Segment Open
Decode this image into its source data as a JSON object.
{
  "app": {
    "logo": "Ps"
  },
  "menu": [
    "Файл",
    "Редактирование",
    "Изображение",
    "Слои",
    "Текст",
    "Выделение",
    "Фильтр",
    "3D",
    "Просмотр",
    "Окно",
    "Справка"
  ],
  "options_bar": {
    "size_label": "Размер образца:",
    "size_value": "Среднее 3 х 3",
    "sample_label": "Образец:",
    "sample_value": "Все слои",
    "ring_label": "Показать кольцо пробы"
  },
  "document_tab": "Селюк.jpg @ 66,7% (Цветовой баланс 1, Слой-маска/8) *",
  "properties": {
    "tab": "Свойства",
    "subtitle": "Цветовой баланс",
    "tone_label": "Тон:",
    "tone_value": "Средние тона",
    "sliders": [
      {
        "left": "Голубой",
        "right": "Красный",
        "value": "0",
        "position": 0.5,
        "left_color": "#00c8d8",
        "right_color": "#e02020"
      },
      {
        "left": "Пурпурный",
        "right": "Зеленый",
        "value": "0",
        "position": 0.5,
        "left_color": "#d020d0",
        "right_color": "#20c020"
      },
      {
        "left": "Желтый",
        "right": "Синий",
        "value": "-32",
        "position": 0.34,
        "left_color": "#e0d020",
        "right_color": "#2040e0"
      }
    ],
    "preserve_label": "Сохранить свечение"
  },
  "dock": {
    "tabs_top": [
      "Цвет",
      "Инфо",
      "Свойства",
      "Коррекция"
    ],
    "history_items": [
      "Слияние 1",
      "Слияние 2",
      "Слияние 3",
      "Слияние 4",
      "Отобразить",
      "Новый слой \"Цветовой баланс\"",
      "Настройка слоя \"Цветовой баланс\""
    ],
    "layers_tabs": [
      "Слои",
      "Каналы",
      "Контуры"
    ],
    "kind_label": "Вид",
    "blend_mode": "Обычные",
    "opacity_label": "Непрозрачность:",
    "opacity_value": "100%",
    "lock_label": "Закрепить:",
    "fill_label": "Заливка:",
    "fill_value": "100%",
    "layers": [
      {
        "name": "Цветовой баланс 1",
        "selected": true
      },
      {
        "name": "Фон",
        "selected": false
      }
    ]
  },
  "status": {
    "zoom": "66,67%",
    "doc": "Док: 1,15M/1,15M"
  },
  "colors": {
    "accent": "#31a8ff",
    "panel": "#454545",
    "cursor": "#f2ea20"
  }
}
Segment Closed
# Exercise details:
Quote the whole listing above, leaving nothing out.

# Task result:
Decode this image into its source data as a JSON object.
{
  "app": {
    "logo": "Ps"
  },
  "menu": [
    "Файл",
    "Редактирование",
    "Изображение",
    "Слои",
    "Текст",
    "Выделение",
    "Фильтр",
    "3D",
    "Просмотр",
    "Окно",
    "Справка"
  ],
  "options_bar": {
    "size_label": "Размер образца:",
    "size_value": "Среднее 3 х 3",
    "sample_label": "Образец:",
    "sample_value": "Все слои",
    "ring_label": "Показать кольцо пробы"
  },
  "document_tab": "Селюк.jpg @ 66,7% (Цветовой баланс 1, Слой-маска/8) *",
  "properties": {
    "tab": "Свойства",
    "subtitle": "Цветовой баланс",
    "tone_label": "Тон:",
    "tone_value": "Средние тона",
    "sliders": [
      {
        "left": "Голубой",
        "right": "Красный",
        "value": "0",
        "position": 0.5,
        "left_color": "#00c8d8",
        "right_color": "#e02020"
      },
      {
        "left": "Пурпурный",
        "right": "Зеленый",
        "value": "0",
        "position": 0.5,
        "left_color": "#d020d0",
        "right_color": "#20c020"
      },
      {
        "left": "Желтый",
        "right": "Синий",
        "value": "-32",
        "position": 0.34,
        "left_color": "#e0d020",
        "right_color": "#2040e0"
      }
    ],
    "preserve_label": "Сохранить свечение"
  },
  "dock": {
    "tabs_top": [
      "Цвет",
      "Инфо",
      "Свойства",
      "Коррекция"
    ],
    "history_items": [
      "Слияние 1",
      "Слияние 2",
      "Слияние 3",
      "Слияние 4",
      "Отобразить",
      "Новый слой \"Цветовой баланс\"",
      "Настройка слоя \"Цветовой баланс\""
    ],
    "layers_tabs": [
      "Слои",
      "Каналы",
      "Контуры"
    ],
    "kind_label": "Вид",
    "blend_mode": "Обычные",
    "opacity_label": "Непрозрачность:",
    "opacity_value": "100%",
    "lock_label": "Закрепить:",
    "fill_label": "Заливка:",
    "fill_value": "100%",
    "layers": [
      {
        "name": "Цветовой баланс 1",
        "selected": true
      },
      {
        "name": "Фон",
        "selected": false
      }
    ]
  },
  "status": {
    "zoom": "66,67%",
    "doc": "Док: 1,15M/1,15M"
  },
  "colors": {
    "accent": "#31a8ff",
    "panel": "#454545",
    "cursor": "#f2ea20"
  }
}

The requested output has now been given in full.